◆ **Directions**
Where "phone" occurs in a line of the entries below, copy that line.

---------------

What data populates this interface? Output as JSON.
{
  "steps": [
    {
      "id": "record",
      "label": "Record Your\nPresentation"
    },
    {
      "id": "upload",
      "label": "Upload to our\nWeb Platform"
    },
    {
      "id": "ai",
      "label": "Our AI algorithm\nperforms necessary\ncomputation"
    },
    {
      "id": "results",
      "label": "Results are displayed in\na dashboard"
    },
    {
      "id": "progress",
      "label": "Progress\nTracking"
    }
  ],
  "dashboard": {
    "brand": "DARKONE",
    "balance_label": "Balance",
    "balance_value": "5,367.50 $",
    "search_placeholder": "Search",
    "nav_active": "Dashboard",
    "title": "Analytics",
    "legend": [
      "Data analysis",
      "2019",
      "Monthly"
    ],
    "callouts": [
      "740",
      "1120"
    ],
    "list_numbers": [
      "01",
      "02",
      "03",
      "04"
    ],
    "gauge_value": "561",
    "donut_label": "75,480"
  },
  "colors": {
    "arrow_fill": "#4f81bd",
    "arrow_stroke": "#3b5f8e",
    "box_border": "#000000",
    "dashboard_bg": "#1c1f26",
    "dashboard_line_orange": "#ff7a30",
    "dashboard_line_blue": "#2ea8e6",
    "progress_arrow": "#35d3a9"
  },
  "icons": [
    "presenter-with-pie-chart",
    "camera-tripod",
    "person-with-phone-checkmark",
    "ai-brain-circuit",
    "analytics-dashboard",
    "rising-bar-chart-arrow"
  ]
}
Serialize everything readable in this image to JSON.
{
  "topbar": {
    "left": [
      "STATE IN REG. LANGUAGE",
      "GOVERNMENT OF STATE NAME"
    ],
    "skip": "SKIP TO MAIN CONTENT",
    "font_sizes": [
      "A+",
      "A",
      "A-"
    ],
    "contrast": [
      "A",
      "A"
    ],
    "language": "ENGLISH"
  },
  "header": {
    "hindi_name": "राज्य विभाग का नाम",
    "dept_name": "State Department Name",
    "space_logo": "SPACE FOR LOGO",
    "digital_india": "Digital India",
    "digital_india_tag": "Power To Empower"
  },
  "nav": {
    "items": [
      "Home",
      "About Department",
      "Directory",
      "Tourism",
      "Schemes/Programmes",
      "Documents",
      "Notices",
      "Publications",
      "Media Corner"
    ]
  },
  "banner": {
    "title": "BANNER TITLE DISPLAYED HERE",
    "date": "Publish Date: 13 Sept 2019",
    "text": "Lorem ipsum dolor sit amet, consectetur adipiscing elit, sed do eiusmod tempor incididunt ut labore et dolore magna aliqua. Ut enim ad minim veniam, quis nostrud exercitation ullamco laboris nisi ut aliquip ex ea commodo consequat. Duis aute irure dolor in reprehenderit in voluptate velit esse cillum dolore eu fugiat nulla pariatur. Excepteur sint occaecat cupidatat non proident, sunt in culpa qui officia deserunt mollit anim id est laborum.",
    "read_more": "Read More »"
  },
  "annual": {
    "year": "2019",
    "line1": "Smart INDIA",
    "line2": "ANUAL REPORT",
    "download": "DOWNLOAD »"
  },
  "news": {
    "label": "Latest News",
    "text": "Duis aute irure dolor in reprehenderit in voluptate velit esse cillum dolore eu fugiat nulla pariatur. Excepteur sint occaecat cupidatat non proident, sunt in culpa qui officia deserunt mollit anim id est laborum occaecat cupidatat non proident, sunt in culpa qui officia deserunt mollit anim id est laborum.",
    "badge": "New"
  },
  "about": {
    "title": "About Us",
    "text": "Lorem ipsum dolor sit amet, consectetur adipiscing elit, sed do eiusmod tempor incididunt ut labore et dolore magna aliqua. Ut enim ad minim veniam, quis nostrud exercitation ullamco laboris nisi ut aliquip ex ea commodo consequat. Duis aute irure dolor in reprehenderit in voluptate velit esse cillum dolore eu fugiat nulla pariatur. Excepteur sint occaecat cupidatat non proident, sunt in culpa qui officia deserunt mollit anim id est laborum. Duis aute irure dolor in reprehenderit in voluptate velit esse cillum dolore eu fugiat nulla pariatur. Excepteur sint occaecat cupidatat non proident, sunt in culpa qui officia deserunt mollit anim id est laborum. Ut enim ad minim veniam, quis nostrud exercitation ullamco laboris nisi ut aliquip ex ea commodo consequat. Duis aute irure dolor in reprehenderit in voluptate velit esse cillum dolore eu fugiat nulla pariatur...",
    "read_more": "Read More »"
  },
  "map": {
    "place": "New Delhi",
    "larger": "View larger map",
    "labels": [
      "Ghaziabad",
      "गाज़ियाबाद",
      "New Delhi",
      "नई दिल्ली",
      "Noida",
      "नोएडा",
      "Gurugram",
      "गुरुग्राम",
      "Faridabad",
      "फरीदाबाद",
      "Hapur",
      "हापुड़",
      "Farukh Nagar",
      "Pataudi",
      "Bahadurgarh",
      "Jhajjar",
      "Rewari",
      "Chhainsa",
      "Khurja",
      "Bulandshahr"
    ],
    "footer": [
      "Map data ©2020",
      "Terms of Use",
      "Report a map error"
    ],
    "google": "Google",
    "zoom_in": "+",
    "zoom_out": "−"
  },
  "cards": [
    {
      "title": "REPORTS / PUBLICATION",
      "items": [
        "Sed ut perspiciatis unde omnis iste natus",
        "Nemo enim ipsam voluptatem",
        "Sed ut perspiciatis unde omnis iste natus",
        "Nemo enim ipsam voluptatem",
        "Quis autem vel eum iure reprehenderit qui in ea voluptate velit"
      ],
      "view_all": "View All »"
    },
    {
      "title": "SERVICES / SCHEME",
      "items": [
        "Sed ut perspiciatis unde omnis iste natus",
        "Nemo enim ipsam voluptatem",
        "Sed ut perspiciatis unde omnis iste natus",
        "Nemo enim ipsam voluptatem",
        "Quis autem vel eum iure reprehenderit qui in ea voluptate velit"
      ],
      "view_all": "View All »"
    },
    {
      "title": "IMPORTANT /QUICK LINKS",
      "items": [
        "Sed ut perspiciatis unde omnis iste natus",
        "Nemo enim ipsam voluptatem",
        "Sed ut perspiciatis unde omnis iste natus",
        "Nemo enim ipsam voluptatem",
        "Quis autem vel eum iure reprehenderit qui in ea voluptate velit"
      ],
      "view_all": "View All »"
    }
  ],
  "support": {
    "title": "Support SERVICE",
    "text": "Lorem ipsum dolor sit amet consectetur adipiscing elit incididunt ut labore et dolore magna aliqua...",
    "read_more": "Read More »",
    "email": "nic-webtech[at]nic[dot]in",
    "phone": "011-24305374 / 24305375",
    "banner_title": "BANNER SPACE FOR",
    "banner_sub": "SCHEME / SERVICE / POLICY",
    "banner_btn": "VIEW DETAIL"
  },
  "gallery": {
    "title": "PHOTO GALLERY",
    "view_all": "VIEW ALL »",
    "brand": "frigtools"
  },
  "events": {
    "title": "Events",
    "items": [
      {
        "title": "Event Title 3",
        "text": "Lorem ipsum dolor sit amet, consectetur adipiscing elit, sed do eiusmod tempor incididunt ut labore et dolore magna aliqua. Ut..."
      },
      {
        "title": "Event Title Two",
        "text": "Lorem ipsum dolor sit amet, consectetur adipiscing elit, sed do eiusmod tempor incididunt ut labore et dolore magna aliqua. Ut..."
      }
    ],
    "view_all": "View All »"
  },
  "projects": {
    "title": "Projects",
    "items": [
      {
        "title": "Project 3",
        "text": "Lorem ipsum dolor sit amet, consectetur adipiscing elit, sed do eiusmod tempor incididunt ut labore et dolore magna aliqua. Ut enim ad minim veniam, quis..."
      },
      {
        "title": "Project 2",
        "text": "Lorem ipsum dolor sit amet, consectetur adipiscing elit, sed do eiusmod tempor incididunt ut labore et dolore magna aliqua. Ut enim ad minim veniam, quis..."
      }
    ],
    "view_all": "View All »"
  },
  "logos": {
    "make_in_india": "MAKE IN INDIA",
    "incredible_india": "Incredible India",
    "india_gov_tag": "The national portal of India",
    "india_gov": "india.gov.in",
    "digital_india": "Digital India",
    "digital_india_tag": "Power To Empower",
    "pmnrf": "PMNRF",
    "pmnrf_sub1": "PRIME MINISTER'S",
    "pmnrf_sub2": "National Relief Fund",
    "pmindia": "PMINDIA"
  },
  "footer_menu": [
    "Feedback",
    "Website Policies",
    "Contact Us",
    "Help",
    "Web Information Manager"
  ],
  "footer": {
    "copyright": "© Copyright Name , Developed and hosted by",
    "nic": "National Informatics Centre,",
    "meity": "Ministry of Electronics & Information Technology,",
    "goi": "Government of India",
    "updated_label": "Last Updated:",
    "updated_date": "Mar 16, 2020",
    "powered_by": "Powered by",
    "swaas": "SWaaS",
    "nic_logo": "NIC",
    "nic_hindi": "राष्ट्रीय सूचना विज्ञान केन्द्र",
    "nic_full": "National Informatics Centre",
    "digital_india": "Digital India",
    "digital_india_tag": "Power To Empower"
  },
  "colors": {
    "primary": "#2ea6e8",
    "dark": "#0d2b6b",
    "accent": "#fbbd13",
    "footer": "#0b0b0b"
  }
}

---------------

◆ **Response to this exercise**
    "person-with-phone-checkmark",
    "phone": "011-24305374 / 24305375",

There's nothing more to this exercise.